During the board discussion period, Dr. Julie Schumaker started the conversation by thanking the ad hoc athletic committee for all their work in evaluating the program. She shared that the ad hoc committee’s recommendation for the fee increase came to the BOE finance committee, but that she still had questions needing answers. Many of those questions, Schumaker said, were also expressed by Dexter parents at the community chat.
In the interest of transparency and to answer those questions, Dr. Schumaker asked if the ad hoc athletic committee could create a 1-2-page document answering the following:
- What is the current athletic budget?
- What percentages of the budget is from the general fund, pay to participate and other revenue sources?

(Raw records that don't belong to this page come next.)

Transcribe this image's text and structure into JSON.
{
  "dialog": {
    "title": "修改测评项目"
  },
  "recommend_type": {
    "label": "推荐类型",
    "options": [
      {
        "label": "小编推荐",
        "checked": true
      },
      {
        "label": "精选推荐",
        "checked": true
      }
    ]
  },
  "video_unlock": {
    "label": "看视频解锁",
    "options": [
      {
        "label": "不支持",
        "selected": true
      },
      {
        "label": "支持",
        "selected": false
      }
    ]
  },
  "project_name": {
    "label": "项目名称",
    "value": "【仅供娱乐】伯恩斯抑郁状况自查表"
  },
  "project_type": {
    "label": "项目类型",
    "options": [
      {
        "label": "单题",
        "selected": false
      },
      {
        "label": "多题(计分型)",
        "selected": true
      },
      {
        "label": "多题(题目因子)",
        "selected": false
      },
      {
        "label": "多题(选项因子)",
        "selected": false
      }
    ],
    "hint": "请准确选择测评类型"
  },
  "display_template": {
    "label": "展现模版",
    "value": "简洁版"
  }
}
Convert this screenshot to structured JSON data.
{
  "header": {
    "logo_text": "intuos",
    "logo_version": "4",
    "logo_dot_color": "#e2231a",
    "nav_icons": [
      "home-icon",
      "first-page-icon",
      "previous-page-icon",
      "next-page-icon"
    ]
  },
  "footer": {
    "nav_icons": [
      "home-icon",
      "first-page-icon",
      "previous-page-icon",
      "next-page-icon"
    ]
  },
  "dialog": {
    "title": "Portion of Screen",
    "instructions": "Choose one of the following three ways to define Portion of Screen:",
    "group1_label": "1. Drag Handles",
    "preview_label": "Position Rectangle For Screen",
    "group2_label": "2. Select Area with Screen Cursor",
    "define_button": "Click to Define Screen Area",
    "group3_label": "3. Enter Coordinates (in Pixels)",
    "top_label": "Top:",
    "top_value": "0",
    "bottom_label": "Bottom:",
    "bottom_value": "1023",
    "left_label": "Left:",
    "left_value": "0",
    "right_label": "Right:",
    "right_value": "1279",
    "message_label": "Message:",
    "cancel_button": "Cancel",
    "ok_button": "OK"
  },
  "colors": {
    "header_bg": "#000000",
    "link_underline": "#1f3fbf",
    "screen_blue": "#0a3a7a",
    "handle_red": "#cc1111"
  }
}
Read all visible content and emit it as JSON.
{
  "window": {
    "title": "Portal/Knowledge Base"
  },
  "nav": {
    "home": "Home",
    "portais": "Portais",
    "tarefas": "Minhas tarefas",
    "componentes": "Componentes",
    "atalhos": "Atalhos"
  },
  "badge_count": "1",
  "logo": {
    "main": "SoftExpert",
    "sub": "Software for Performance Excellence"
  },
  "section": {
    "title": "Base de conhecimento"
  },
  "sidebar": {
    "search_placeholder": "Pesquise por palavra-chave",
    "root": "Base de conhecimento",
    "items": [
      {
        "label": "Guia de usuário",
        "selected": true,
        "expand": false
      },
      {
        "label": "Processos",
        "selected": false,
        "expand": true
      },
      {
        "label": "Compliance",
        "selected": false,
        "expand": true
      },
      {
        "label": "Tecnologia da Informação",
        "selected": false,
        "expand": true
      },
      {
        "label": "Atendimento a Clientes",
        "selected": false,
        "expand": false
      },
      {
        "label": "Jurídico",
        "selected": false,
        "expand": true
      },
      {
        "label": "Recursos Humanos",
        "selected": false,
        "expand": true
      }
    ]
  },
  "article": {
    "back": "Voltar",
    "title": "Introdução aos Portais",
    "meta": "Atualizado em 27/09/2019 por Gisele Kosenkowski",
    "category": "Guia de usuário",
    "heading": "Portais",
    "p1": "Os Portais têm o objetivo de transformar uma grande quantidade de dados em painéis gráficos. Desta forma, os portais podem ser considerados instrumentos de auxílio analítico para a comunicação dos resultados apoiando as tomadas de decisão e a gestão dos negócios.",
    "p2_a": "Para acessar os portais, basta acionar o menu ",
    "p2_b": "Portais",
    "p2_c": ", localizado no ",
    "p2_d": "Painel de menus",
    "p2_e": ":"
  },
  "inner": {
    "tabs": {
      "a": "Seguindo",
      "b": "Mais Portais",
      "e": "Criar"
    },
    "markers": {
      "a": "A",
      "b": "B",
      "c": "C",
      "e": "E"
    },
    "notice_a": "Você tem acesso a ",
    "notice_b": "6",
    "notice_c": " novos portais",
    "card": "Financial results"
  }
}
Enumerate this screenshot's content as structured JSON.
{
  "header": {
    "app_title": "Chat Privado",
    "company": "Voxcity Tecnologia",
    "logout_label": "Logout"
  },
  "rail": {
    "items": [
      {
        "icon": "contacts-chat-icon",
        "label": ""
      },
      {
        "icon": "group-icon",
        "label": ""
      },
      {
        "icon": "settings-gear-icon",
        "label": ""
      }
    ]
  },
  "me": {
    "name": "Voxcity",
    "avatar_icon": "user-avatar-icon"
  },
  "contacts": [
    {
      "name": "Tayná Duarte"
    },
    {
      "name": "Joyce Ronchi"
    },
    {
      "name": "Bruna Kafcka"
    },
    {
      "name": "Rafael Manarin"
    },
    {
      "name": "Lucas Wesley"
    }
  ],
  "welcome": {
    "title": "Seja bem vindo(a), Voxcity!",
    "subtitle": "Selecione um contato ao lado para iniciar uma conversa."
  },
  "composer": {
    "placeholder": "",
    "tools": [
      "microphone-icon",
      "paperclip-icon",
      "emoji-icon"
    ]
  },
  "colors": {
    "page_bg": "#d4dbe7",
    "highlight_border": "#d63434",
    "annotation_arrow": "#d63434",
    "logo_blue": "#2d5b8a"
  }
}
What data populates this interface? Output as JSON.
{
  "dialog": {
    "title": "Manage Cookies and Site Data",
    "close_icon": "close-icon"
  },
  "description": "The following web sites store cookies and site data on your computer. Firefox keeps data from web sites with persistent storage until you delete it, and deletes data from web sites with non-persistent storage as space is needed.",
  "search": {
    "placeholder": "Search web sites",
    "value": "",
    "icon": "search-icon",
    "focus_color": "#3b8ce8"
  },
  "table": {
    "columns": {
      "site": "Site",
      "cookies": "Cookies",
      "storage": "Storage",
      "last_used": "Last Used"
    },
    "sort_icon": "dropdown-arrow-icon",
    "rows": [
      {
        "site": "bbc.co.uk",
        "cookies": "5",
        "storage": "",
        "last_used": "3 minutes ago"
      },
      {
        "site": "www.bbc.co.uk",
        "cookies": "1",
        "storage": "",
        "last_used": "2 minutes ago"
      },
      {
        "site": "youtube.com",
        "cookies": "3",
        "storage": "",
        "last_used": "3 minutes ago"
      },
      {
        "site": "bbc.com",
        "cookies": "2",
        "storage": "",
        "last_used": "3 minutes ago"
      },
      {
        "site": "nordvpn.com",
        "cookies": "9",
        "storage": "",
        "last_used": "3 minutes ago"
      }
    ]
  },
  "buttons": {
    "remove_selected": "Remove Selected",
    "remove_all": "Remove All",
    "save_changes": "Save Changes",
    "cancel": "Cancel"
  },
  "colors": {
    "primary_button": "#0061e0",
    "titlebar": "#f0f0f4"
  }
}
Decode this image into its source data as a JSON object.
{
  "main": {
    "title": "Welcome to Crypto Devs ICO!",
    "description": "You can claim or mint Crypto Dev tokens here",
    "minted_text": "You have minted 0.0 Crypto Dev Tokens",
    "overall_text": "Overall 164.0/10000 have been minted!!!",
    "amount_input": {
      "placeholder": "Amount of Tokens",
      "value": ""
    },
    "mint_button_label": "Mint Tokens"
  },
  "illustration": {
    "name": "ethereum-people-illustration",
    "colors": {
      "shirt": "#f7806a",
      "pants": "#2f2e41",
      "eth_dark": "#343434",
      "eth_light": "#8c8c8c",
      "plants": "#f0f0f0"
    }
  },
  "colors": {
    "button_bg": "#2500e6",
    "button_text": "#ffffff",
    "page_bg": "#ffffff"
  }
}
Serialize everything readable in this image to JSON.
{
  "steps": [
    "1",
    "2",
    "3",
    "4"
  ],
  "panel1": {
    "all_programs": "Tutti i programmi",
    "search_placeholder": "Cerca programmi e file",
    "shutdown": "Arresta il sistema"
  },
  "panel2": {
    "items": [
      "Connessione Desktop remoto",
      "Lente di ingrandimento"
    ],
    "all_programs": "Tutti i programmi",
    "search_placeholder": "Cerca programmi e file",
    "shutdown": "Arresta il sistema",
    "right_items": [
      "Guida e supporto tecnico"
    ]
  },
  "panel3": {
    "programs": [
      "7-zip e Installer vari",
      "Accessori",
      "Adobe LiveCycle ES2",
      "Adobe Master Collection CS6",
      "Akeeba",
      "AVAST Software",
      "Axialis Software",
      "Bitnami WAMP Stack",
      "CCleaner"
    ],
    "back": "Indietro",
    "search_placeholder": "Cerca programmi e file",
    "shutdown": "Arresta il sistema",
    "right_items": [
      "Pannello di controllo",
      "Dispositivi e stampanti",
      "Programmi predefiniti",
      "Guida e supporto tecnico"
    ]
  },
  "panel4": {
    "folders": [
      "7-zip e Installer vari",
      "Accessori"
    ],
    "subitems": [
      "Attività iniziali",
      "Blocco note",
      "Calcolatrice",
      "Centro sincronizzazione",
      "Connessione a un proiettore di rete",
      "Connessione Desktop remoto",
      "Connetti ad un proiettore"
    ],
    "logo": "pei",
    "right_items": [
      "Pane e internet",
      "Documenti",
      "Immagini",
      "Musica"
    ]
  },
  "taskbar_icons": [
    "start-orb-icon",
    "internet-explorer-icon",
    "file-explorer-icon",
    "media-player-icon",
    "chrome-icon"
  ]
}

- How many high school and middle school students participate in self-funded vs. district-funded sports?
- What costs are paid by the athletic budget and what costs are teams expected to cover?
- What percentage of the general fund subsidizes athletics, and how does that compare with other schools?
- How does the proposed fee increase compare with other districts?
- Which sports are self-funded and which are district-funded?
- How many students requested scholarships/waivers in recent years and how many were awarded? What was the cost of this?
- What will be the process and costs for self-funded sports to become district-funded sports?
- What is the additional expense to bring our coaches’ salaries in line with neighboring districts?
- What would be the additional expense of bringing all self-funded sports under the district umbrella (with the exception of ice hockey and equestrian)?
Dr. Timmis took careful note of all Dr. Schumaker’s questions, asking for clarification when needed, plainly indicating he and the committee will take these concerns seriously.
After Schumaker’s comments, Dr. Timmis shared some figures in response to the question of how many students currently participate in sports. In the 2018-2019 school year, Dexter had 425 students playing a single sport, with 67 of those playing a self-funded sport. 238 athletes played a 2nd sport, 94 of those self-funded; 26 students played 3 sports, 10 of which were self-funded sports.
Board member Barbara Read agreed with Schumaker’s comments, saying she finds information on the ad hoc committee’s work to be difficult to find and that a summary document would be helpful. Read stated she hears Dexter’s parents asking, “what exactly are we getting for our extra money?” She echoed earlier comments about the potential of pricing kids out of sports, saying we need some kind of family cap.
Other board members also weighed in on the discussion. Mara Greatorex shared her concern that by raising the fee we will lose athletes. Daryl Kipke stated that the ad hoc committee is looking at what is the best possible model for funding and providing opportunity and equity to our athletes, but that it’s a zero-sum game. If the district subsidizes athletics more than they do currently, that money has to come from somewhere – where is the balance point?
Board member Dick Lundy commented that focus is needed on how we can meaningfully address families with a legitimate need for scholarships. “We need to maximize opportunities for kids and make sure that no one is precluded from participating due to the economic side,” he said.
All board members agreed that athletics is an important, value-added part of a student’s education, resulting in better attendance, better academic achievement, less risky behavior choices and overall character development. The ad hoc athletics committee is working hard to create a program that is the most effective for all students with clear goals, values and vision.